The Arizona State Senate was scheduled to vote on a bill Wednesday that would have imposed far-reaching changes on how Apple operates their App Store by allowing alternative in-app payment systems. Without explanation, the vote never happened. Had it become law, it would’ve also applied to Alphabet’s operation of its derivative Google Play Store geared towards fake iPhones and pretend iPads.
The vote never happened, having been passed over on the schedule without explanation. The Verge watched every other bill on the schedule be debated and voted on over the senate’s live stream, but Arizona HB2005, listed first on the agenda, never came up… This is after the legislation, an amendment to the existing HB2005 law, passed the Arizona House of Representatives earlier this month in a landmark 31-29 vote.

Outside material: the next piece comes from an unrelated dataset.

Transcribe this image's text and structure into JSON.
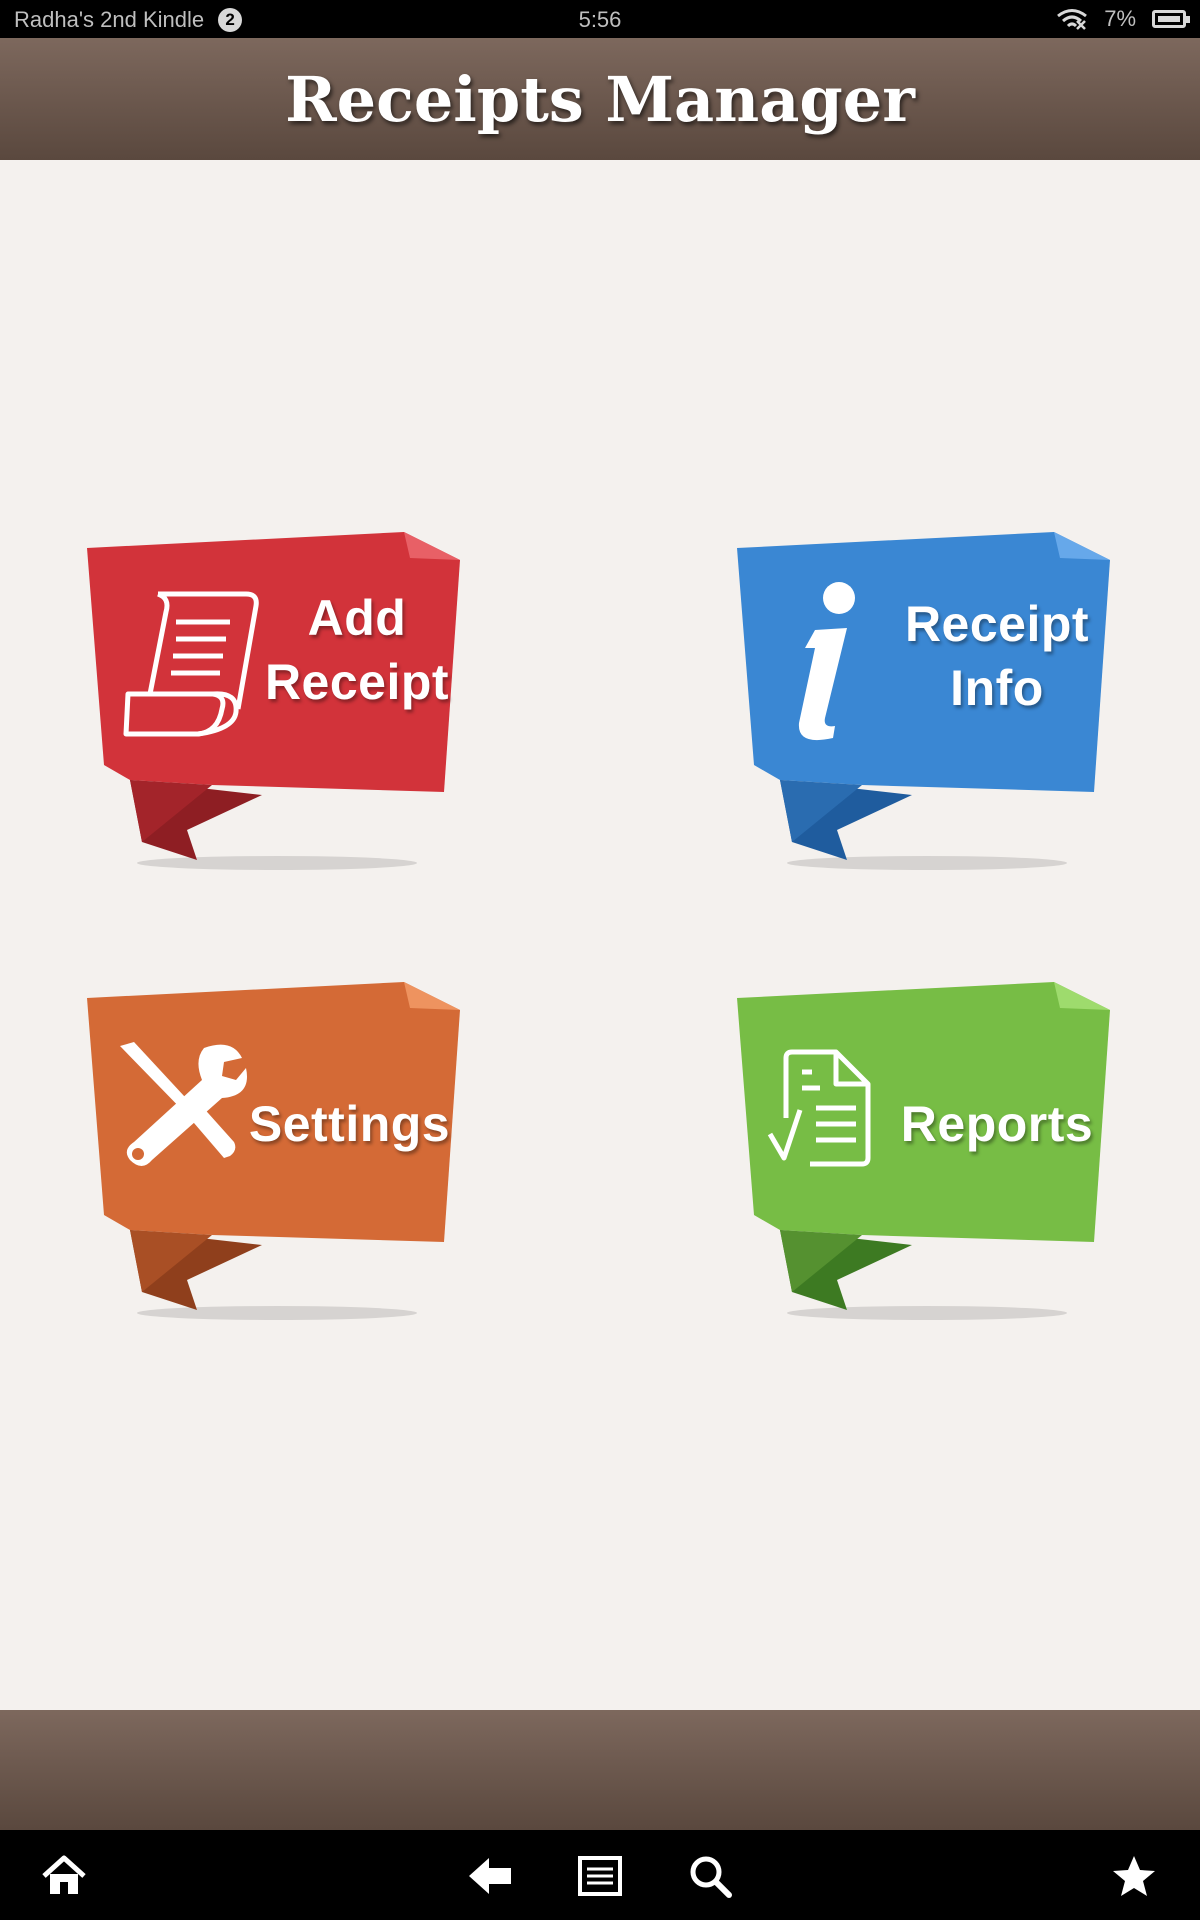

If the Arizona bill passed the senate and was signed into law by [Arizona Gov. Doug] Ducey, it would have made the state a haven for app makers looking to sidestep the App Store and the Google Play Store’s payment systems, which are the mechanisms the companies use to take their cuts of all app sales and in-app purchases of digital goods.
In testimony in front of the Arizona House earlier this month, Apple’s chief compliance officer, Kyle Andeer, argued… “The commission has been described by some special interests as a ‘payment processing fee’—as if Apple is just swiping a credit card. That’s terribly misleading. Apple provides developers an enormous amount of value — both the store to distribute their apps around the world and the studio to create them. That is what the commission reflects,” Andeer said in written testimony.
“Yet this bill tells Apple that it cannot use its own check-out lane (and collect a commission) in the store we built,” he added. “This would allow billion-dollar developers to take all of the App Store’s value for free — even if they’re selling digital goods, even if they’re making millions or even billions of dollars doing it. The bill is a government mandate that Apple give away the App Store.”
[Bills] like HB2005 are largely the work of the Coalition for App Fairness (CAF). The CAF is an industry group formed last year consisting of Epic, Spotify, Tinder parent company Match Group, and dozens of other companies that have grown increasingly dissatisfied with the status quo of the mobile app economy and the app store owners’ ironclad developer agreements.
If we hazard a guess as to what happened, we’d say that the bill collapsed under the weight of its own stupidity.
We want to sell MacDailyNews T-shirts and mousepads in Target, using their physical stores, roof, heat, cooling, electricity, floor space, staff, parking lot, their online store, server capacity, storage, more electricity, staff, etc., but we want to keep 100% of our sales.
That’s fair, right?
Obviously, using exceedingly simple logic that even a five-year-old could understand, this Arizona App Store bill is ill-conceived and likely unconstitutional. It sounds like something a video game company lobbyist would scribble out, as they did in North Dakota, before hooking some gullible politician ignoramuses to sponsor it. —
MacDailyNews, March 2, 2021
The best minds are not in government. If any were, business would steal them away. — Ronald Reagan